Says Brown athletic director Mike Goldberger, “I can’t tell you the number of times Craig would get a call, and once he knew it was a political question, walk off campus, return the call with his cellphone and then return to work. It was kind of crazy, but those were the rules.”
Still, it’s impossible to separate Craig Robinson completely from the Obamas — starting with the fact he’s a dead ringer for his sister. Robinson appears to be recruiting well for the Beavers, and has acknowledged that the connection is getting OSU into homes.
“He’s the poster child for the way parents want their kids to turn out,” says DeCarolis.
Robinson has the Beavers at 6-8 with the Washington schools coming this week. Says DeCarolis, “I think there might be one or two that haven’t totally bought into the whole thing, but I think we’re pretty close.”

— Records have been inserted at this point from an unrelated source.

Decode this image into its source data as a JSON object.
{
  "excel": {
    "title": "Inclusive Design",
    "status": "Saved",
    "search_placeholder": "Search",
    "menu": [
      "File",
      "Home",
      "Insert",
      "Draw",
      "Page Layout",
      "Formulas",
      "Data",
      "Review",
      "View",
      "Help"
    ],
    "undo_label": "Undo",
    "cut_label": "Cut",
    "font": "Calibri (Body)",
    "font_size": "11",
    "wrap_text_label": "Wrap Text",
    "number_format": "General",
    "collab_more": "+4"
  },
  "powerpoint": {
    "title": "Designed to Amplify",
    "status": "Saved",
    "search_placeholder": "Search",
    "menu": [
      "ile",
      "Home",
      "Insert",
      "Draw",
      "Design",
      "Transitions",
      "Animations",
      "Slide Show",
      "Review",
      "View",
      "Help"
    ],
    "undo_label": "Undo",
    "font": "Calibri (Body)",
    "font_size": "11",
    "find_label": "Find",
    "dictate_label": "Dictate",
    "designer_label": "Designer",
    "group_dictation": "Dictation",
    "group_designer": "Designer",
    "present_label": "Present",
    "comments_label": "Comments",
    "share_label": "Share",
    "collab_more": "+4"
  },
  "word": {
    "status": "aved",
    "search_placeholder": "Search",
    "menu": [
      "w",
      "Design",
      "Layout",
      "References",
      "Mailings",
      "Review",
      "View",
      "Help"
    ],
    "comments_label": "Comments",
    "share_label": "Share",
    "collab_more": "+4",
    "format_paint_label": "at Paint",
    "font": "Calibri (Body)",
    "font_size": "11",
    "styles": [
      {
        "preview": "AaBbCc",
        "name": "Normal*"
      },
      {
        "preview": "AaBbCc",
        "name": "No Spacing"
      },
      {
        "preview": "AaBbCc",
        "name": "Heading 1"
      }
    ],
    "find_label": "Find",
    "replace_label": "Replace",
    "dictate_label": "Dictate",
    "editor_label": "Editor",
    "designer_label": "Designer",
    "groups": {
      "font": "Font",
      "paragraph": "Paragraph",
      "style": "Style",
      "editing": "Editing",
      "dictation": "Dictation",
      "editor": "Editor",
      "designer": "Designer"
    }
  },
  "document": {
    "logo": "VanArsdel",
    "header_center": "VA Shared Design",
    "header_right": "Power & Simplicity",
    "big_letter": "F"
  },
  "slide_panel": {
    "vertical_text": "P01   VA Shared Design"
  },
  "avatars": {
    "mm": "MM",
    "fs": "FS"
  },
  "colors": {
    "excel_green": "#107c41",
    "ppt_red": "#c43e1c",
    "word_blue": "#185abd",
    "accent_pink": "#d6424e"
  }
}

On Jan. 4, after OSU upended USC and broke a 21-game conference losing streak, Robinson rewarded the Beavers by moving practices back 90 minutes from 5:30 a.m. Shortly after the game, his cellphone rang — Barack Obama, congratulating him and wondering why USC didn’t foul down the stretch to protect a three-point lead against the tying shot.
Robinson, married with children 16 and 12, finds his life marked by moments like this. On election night, he was in Chicago, taking the Obama girls home from the Grant Park rally and awaiting the arrival of their parents.
He, and those around OSU, acknowledge some distraction, but it’s mostly good.
“We couldn’t have picked a better time to move to a place like Corvallis, a small town,” Robinson says. “Just think if I’d moved to Chicago or L.A. or Seattle.”
He thinks there will be a day when the novelty of this story will die down. Says Robinson, “Hopefully, people will want to talk more about Oregon State men’s basketball. [But] none of us have been down this road before.”
None of them, including the new residents of the White House.
Bud Withers: 206-464-8281 or firstname.lastname@example.org